Belichick's march towards greatness

Published:Saturday | February 4, 2017 | 2:17 AM
Belichick

HOUSTON (AP):

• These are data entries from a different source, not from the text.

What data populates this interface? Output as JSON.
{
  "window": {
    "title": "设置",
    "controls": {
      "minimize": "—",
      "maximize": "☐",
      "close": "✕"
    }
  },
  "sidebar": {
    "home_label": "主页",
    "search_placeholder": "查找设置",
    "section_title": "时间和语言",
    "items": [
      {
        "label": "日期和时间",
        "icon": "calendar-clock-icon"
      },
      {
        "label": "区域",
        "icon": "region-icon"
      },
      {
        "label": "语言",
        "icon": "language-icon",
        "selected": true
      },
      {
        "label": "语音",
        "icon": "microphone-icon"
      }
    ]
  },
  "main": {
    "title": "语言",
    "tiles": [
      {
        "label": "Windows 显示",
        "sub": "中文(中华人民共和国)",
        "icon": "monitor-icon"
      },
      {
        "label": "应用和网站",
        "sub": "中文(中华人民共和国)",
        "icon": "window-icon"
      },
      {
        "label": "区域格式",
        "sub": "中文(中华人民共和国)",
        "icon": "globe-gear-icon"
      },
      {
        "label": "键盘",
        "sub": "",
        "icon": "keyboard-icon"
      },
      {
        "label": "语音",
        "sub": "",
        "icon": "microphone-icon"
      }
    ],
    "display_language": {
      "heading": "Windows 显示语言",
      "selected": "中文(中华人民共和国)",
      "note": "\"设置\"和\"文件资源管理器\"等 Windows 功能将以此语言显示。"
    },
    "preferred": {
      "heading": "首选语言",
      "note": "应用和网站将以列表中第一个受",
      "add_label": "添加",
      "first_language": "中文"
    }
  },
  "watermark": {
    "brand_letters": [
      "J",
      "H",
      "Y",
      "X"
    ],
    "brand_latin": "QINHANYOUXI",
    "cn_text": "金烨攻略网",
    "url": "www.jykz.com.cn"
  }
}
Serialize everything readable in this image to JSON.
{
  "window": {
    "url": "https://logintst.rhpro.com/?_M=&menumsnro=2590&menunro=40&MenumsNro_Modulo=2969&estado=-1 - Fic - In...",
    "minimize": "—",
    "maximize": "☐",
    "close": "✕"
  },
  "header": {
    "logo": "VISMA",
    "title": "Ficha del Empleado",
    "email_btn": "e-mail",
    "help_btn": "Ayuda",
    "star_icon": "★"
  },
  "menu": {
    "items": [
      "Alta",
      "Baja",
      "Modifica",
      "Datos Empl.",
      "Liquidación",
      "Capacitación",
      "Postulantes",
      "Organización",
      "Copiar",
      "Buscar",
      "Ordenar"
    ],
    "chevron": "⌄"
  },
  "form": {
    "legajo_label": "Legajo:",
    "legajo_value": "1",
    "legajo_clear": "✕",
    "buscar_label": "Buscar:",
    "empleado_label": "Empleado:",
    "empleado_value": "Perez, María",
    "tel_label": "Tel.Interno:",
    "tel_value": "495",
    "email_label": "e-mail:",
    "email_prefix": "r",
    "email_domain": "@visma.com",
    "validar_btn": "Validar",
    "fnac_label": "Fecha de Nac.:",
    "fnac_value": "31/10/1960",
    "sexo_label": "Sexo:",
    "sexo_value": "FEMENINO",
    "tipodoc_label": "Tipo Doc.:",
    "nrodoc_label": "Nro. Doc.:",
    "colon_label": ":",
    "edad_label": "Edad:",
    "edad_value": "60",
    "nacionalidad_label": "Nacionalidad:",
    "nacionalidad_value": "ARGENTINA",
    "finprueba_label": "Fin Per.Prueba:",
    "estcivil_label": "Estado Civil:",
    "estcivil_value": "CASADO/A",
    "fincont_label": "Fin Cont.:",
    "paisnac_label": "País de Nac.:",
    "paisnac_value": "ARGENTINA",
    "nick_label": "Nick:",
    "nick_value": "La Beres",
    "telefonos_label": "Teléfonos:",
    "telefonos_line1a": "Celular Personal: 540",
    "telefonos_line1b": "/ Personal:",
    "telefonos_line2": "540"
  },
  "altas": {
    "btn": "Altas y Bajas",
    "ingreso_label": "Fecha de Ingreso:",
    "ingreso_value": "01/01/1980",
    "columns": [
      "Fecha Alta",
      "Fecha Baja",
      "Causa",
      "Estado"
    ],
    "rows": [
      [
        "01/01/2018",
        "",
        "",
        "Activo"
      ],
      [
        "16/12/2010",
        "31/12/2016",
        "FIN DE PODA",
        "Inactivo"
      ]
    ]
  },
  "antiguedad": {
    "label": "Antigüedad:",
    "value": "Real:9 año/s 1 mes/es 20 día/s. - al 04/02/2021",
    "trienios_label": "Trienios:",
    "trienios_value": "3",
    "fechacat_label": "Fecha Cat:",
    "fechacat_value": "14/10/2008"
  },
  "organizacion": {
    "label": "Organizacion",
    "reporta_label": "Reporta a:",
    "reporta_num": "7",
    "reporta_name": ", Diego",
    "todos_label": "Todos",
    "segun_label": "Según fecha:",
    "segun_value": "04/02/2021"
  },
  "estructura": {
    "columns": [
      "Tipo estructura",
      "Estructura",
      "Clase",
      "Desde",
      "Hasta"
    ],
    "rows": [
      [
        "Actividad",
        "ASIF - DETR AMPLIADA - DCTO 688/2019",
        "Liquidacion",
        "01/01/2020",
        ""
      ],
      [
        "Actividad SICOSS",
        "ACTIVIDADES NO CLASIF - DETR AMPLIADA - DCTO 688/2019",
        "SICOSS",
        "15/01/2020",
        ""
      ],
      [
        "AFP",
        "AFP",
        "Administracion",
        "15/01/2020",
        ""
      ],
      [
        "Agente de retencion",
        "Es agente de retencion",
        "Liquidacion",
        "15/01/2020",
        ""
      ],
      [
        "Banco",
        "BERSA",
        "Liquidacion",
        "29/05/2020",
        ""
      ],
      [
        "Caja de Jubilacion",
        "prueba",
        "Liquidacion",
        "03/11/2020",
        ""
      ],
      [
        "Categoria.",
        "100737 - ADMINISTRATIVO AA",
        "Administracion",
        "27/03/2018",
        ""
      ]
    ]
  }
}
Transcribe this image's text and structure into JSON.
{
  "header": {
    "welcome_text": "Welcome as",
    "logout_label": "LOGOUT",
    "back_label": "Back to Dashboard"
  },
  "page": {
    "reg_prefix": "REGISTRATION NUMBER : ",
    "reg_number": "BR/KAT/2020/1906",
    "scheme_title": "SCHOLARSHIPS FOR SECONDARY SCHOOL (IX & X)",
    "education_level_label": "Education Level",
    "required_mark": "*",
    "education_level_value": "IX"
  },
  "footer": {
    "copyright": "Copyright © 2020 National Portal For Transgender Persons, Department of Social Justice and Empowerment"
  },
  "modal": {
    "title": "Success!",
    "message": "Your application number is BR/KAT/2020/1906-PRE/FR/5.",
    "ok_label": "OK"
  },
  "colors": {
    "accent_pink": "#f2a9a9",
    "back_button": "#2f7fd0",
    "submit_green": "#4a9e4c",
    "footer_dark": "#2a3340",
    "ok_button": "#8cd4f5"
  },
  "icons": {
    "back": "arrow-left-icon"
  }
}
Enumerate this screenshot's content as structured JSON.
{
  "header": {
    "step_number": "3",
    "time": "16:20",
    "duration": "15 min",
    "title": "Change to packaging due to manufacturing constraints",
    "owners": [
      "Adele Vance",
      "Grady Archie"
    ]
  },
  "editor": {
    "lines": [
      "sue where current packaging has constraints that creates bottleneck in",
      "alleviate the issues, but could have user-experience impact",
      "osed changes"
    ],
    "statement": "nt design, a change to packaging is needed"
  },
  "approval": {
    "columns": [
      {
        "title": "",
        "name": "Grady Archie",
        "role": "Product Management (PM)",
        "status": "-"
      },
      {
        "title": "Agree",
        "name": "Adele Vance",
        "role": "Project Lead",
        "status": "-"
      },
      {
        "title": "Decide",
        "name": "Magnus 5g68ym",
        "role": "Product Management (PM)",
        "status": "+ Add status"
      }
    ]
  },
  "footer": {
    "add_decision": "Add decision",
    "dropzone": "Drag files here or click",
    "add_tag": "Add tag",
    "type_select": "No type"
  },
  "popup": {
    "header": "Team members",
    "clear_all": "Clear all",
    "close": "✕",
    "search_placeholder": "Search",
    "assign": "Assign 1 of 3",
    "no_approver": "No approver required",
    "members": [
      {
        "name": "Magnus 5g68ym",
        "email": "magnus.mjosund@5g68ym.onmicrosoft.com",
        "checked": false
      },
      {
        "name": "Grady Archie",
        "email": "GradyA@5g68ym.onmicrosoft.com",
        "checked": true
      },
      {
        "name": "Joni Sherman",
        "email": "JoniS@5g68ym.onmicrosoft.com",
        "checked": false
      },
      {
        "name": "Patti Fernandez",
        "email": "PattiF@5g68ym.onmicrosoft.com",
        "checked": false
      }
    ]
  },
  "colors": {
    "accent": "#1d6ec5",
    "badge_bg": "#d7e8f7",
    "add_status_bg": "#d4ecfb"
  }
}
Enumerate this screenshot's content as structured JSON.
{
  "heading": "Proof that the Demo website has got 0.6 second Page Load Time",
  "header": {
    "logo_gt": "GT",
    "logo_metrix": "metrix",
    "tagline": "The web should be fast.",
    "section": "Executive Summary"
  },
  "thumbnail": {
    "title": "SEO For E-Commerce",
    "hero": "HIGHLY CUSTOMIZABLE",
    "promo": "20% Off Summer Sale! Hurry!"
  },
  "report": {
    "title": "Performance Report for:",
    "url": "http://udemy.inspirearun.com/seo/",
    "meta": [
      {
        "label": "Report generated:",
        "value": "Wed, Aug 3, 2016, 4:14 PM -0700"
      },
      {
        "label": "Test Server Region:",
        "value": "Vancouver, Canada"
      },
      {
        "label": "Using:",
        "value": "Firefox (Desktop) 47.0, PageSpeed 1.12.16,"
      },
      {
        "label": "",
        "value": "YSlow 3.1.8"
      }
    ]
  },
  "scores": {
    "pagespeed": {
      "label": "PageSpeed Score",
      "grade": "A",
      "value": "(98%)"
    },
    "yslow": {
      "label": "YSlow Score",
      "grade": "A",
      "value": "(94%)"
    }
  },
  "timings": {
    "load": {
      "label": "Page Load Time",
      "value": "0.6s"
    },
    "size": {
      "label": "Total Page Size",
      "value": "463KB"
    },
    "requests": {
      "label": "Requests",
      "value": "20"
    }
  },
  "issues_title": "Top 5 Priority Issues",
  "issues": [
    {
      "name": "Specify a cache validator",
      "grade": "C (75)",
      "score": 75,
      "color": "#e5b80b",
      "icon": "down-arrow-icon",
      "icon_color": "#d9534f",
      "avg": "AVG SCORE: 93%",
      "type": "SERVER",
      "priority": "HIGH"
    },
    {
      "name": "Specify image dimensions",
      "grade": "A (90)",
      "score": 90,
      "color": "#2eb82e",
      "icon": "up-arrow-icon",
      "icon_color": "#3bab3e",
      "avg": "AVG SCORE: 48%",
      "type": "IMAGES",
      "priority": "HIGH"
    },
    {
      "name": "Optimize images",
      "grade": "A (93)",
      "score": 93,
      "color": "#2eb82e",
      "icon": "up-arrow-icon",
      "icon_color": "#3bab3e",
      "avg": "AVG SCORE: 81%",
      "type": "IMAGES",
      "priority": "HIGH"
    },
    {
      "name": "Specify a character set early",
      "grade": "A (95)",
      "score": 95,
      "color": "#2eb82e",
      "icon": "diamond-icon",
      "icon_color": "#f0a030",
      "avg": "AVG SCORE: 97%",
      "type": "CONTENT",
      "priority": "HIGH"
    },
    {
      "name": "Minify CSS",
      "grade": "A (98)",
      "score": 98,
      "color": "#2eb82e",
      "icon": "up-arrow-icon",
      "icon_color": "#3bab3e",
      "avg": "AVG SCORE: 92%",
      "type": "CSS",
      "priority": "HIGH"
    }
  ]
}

He values the team's overall culture ahead of its individual parts.
He rules his team with an iron fist, and yet, instills that team with a sense of family.
He can appear heartless - quick to say "goodbye" to those who no longer fit in - and yet, he is deeply loyal.
He has hard-and-fast ideas about how to run his own team, but is never against learning and adding bits of others' expertise to his own repertoire.
Yes, this is a description of New England coach Bill Belichick, who can set himself apart today by winning a record fifth Super Bowl title as a head coach.
It's also a description of former coaches Chuck Noll of the Steelers and Tom Landry of the Cowboys and Alabama's Nick Saban.
As well as Gregg Popovich of the Spurs and former UCLA coach John Wooden and pretty much every other person who has cemented him or herself on the Mount Rushmore of the profession.
"Xs and Os are the price of admission," says John O'Sullivan, founder of the Changing the Game project , who speaks often about the importance of coaching in society. "But great coaches, the first thing they do is connect. When you connect with people, they'll run through a wall for you."
Belichick, a people person? 
Famous are the stories of Belichick's willingness to go the extra mile - especially in the film room - from the time he got his first NFL job, as an assistant to Colts coach Ted Marchibroda in 1975.
"The impression he made on colleagues was almost universally favourable — open-minded, incredibly hard-working, absolutely committed to being a little better every day ... a master at using film," wrote David Halberstam in his 2005 profile on Belichick, "The Education of a Coach."
Another great coach took note of that.
Before Nick Saban started winning his five national titles in college, he was Belichick's defensive coordinator with the Browns from 1991-94.
"I thought I knew something, and really found out that I was really in a position to learn a lot," Saban said. "That time in Cleveland probably helped me as much as anything in developing the kind of philosophy and organisations that have helped us be successful through the years. I attribute a lot of it to Bill Belichick."